== Aim of the exercise ==
Would you retype exactly the lines from the one containing "Convert this screenshot" through the last line of the records below, and nothing else?

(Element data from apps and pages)
------------------------------

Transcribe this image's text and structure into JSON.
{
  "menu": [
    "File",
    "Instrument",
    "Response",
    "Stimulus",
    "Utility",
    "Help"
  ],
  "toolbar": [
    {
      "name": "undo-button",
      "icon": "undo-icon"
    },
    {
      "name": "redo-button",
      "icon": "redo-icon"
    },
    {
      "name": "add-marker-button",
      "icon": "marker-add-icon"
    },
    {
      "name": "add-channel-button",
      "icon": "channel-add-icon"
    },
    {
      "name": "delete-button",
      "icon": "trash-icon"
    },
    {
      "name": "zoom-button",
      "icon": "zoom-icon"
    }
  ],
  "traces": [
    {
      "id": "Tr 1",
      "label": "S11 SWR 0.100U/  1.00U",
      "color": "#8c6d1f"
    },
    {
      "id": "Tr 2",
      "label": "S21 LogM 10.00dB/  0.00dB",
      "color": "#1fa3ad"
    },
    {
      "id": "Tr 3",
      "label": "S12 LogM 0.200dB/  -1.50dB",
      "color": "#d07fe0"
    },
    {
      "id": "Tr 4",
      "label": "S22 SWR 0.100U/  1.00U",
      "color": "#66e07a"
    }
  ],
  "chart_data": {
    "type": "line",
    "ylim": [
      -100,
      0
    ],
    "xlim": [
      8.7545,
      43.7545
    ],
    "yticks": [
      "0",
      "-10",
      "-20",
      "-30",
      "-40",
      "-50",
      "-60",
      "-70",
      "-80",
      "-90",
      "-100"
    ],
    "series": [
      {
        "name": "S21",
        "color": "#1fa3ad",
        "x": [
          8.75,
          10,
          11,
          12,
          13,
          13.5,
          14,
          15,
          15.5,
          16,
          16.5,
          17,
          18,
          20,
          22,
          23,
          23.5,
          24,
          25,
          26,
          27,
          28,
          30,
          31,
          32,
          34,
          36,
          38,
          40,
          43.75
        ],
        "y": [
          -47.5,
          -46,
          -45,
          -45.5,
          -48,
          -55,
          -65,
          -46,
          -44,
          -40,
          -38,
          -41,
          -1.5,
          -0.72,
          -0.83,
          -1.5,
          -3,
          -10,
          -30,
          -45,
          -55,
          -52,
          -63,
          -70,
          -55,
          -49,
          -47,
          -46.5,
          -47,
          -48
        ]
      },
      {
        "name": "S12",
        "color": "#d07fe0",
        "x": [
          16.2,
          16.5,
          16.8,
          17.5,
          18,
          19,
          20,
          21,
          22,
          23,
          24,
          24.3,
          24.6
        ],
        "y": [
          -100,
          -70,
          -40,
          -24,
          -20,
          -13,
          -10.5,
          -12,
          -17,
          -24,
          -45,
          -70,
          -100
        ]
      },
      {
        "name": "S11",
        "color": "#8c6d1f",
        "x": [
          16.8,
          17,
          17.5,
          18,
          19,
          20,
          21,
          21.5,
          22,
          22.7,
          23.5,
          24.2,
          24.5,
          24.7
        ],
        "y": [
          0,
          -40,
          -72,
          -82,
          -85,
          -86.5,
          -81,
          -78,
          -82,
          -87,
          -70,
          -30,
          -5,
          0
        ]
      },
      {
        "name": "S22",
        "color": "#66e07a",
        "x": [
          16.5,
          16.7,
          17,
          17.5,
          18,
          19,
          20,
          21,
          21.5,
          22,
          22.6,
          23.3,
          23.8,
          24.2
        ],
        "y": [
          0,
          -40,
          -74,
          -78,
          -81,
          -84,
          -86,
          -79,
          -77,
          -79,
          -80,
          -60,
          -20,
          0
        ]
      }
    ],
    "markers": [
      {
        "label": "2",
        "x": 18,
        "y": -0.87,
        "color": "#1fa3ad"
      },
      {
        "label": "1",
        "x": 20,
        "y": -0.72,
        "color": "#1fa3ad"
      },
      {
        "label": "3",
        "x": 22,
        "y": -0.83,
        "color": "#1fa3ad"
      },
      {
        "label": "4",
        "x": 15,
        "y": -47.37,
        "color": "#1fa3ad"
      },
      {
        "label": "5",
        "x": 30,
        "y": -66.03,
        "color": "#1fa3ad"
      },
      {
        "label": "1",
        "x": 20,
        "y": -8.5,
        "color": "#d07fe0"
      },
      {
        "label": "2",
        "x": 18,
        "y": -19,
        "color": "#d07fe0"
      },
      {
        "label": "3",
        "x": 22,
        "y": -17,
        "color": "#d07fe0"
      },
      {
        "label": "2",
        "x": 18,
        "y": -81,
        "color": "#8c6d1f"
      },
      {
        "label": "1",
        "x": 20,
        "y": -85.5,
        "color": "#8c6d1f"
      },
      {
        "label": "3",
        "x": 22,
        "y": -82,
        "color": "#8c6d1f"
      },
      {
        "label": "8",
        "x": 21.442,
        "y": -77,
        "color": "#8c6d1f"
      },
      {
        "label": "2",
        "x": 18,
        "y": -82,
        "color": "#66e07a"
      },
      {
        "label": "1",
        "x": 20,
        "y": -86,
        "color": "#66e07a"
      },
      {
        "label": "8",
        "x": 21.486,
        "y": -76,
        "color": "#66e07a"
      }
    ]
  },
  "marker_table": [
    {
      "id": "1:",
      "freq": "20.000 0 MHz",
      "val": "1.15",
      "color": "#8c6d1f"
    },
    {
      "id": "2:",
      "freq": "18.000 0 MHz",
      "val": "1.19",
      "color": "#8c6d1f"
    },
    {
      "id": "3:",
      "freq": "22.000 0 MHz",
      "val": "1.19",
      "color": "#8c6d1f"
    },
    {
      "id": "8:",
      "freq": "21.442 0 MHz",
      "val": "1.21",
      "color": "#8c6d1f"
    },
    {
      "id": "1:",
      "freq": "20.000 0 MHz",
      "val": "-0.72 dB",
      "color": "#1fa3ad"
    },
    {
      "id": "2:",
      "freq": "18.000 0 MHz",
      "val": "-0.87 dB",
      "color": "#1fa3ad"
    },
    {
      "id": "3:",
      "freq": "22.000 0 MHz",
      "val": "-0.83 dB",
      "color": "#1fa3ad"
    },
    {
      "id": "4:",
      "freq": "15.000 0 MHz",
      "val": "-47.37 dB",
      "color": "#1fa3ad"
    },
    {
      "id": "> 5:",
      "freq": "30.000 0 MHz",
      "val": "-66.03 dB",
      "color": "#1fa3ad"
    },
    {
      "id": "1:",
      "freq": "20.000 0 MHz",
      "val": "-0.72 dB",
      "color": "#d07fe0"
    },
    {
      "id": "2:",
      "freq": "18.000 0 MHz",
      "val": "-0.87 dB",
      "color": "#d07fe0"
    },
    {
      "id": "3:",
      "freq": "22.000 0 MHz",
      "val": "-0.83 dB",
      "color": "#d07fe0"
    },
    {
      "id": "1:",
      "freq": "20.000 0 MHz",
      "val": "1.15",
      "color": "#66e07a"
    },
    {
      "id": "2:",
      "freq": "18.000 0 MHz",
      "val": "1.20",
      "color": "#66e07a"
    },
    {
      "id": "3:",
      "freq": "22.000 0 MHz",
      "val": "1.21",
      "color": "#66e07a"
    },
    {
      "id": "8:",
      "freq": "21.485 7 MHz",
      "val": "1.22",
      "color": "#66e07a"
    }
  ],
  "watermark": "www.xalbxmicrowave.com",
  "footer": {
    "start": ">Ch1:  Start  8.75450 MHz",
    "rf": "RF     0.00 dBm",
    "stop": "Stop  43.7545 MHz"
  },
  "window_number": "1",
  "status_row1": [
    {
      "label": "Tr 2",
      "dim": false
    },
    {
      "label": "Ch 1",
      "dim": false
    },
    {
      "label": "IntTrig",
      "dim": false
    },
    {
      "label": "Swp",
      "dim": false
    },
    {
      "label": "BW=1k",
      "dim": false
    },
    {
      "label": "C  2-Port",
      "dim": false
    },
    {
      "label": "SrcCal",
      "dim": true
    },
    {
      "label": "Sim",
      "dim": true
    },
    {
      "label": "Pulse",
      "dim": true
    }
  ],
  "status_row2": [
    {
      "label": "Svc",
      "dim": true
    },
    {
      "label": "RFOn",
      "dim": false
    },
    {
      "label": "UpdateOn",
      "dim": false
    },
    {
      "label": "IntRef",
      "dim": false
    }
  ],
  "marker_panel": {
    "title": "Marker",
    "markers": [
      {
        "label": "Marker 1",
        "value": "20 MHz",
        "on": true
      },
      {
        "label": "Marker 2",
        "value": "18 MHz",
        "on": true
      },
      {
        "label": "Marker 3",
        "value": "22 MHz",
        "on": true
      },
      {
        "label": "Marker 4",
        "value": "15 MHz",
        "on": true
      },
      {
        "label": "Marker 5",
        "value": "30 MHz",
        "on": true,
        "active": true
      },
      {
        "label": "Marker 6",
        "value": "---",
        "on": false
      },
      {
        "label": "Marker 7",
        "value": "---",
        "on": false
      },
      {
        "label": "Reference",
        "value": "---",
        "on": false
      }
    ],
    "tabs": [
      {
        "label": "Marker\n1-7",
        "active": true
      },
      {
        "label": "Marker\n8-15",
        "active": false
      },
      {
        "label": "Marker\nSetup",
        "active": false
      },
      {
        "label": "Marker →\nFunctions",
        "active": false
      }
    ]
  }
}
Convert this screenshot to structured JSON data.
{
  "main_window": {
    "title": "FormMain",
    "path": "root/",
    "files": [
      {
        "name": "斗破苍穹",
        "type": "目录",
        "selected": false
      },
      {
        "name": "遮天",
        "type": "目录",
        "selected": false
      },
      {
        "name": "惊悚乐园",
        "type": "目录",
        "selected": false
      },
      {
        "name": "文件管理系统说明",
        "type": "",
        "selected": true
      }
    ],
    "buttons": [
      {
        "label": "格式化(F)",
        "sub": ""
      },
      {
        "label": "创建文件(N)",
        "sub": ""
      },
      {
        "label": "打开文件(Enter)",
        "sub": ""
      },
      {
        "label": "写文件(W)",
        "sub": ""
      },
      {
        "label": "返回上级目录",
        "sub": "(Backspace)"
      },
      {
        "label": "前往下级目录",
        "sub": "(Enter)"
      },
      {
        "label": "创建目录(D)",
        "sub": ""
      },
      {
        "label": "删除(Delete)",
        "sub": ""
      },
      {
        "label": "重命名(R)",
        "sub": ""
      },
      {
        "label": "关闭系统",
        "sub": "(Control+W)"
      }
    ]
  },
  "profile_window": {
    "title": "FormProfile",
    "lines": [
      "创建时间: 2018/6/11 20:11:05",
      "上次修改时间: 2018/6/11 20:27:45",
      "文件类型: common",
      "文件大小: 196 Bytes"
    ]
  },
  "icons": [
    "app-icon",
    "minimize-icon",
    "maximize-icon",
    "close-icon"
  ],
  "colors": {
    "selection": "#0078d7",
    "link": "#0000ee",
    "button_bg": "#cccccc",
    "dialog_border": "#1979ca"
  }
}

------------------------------

== Solution to this problem ==
Convert this screenshot to structured JSON data.
{
  "main_window": {
    "title": "FormMain",
    "path": "root/",
    "files": [
      {
        "name": "斗破苍穹",
        "type": "目录",
        "selected": false
      },
      {
        "name": "遮天",
        "type": "目录",
        "selected": false
      },
      {
        "name": "惊悚乐园",
        "type": "目录",
        "selected": false
      },
      {
        "name": "文件管理系统说明",
        "type": "",
        "selected": true
      }
    ],
    "buttons": [
      {
        "label": "格式化(F)",
        "sub": ""
      },
      {
        "label": "创建文件(N)",
        "sub": ""
      },
      {
        "label": "打开文件(Enter)",
        "sub": ""
      },
      {
        "label": "写文件(W)",
        "sub": ""
      },
      {
        "label": "返回上级目录",
        "sub": "(Backspace)"
      },
      {
        "label": "前往下级目录",
        "sub": "(Enter)"
      },
      {
        "label": "创建目录(D)",
        "sub": ""
      },
      {
        "label": "删除(Delete)",
        "sub": ""
      },
      {
        "label": "重命名(R)",
        "sub": ""
      },
      {
        "label": "关闭系统",
        "sub": "(Control+W)"
      }
    ]
  },
  "profile_window": {
    "title": "FormProfile",
    "lines": [
      "创建时间: 2018/6/11 20:11:05",
      "上次修改时间: 2018/6/11 20:27:45",
      "文件类型: common",
      "文件大小: 196 Bytes"
    ]
  },
  "icons": [
    "app-icon",
    "minimize-icon",
    "maximize-icon",
    "close-icon"
  ],
  "colors": {
    "selection": "#0078d7",
    "link": "#0000ee",
    "button_bg": "#cccccc",
    "dialog_border": "#1979ca"
  }
}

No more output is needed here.